By Wendy Grisham
It is a dangerous thing to give your heart away to someone you have only just met. Like most people, I learned that the hard way. Protecting your heart is a survival skill you learn as you grow and I am particularly bad at it. I think it has something to do with being too trusting or expecting everyone to be good, or maybe it comes from being the baby in the family, I don’t know. Over time, I have learned to study folks first before I hand them my heart and even that is no guarantee. But the cold winter morning that I plopped down opposite Becca Stevens, I had her my heart with one hand and a hot mug of coffee in the other. I saw safety in her eyes when I looked up at her. I saw wisdom and experience and I just handed it right over.
Becca wasn’t to know that I’d had a rough morning or that I’d had a rough few weeks, trying to start a new life with a new job in a new town in with few friends other than the books that filled my house. She didn’t know my story. And I didn’t know hers. But I wasn’t there to tell my story. I was there to talk about a book idea, and trying to choke back tears and act professional, I slapped on a smile as I walked through the door to meet this reverend with a cause. It took all of six seconds to unwrap my winter layers and my heart, take a deep breath, and make eye contact. Suddenly, the slapped-on smile wasn’t necessary and I was safe. I knew that the instant I met her and I know it as I type this blog.

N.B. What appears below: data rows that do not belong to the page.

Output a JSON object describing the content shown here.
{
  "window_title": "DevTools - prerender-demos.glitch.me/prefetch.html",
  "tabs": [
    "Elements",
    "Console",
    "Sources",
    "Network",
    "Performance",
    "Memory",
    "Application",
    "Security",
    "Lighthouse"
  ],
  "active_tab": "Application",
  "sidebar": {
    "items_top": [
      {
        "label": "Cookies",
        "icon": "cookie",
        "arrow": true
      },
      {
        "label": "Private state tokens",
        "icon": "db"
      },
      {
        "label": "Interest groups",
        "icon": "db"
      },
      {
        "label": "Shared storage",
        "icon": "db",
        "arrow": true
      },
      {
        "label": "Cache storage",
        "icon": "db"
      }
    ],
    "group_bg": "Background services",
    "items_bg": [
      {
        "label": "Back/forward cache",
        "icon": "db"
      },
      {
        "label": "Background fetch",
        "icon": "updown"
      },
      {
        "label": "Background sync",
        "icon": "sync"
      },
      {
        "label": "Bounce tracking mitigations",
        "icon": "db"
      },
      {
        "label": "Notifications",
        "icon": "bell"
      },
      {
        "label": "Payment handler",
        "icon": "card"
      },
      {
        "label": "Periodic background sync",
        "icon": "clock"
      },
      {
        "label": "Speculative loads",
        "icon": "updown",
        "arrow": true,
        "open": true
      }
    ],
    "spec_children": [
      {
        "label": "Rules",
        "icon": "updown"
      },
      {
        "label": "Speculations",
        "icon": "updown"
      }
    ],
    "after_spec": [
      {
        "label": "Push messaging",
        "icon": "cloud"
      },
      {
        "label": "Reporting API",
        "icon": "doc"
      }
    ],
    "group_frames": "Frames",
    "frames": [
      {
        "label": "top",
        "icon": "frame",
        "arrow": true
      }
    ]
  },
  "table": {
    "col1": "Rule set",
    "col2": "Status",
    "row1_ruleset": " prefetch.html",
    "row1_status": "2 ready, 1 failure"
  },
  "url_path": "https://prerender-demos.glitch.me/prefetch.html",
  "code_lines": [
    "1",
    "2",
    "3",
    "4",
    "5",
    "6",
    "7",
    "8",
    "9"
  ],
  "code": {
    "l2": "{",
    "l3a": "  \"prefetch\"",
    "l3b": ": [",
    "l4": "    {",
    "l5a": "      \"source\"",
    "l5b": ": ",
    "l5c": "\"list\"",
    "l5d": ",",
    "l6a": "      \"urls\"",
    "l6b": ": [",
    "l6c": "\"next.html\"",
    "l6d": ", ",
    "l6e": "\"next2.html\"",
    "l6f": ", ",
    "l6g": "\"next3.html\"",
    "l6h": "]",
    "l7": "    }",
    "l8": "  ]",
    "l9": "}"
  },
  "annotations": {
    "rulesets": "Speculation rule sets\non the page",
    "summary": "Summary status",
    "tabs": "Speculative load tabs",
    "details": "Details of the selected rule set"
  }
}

Thoughts on Easter and Holy Week, from the Jericho Staff and Authors
As we did on Thanksgiving and Valentine’s Day, we took a moment to ask the Jericho staff and authors what Easter means to them this Holy week. Comment below and let us know what Easter means to you.
Heather Kopp, author of Sober Mercies:
I love Easter Sunday as much as the next Christian. But in recent years, I resonate more with the spiritual themes of Good Friday.
I don’t mean to sound flip, but since God is all-powerful, the idea that He could raise Jesus from the dead is not all that surprising.
But the idea that God Incarnate would make himself vulnerable to his own creation—to the point of death on a cross—astonishes me.
As a recovering drunk, I’m keenly aware that I am powerless over alcohol. The idea that God once made himself as powerless as I am—so that one day I could rely on his awesome power instead of my own—seems almost too good to be true.
Yet here I am sober, living proof that it’s so.
“God allows himself to be edged out of the world and onto the cross. God is weak and powerless in the world, and that is exactly the way, the only way, in which he can be with us and help us.” –Dietrich Bonhoeffer
Phil Madeira, author of God on the Rocks:
Easter is the one Sunday in the year that calls me to rise early. Mind you, I’d rather sleep in. But if I’m vigilant enough to rise, and hightail it to a favorite park before the sun gets there, I can be reminded of the Light that has been visited upon my darkness, from which I raise my mug of coffee and shout “Christ is risen!”
By Wendy Grisham
One of my favorite movies of all time is Cat on a Hot Tin Roof. Not because I get to look at Paul Newman for 2 hours (though that is a perk) but because of Burl Ives. Judge if you must. I love his voice. I always thought he would be such a great grandpa. Of course, when I was younger I didn’t understand all the nuances of Tennessee Williams but I loved it when Big Daddy would say ‘mendacity’ with such force, over and over again.
At the time, I thought mendacity was a good thing. It had to be if it came from Burl Ives but when I got a little older I learned it wasn’t and of course that made sense with the movie. Until I learned the difference, I thought it meant ‘tenacity’ which is obviously a whole different kettle of fish (and still oddly fits the movie). All that to say, when I hear the word tenacity I think of it with Burl Ives voice. I hear the force and vigor behind it. And it makes tenacity a much more powerful and important word for me.
If I had to use one word to describe Lillian Daniel, it would be tenacity.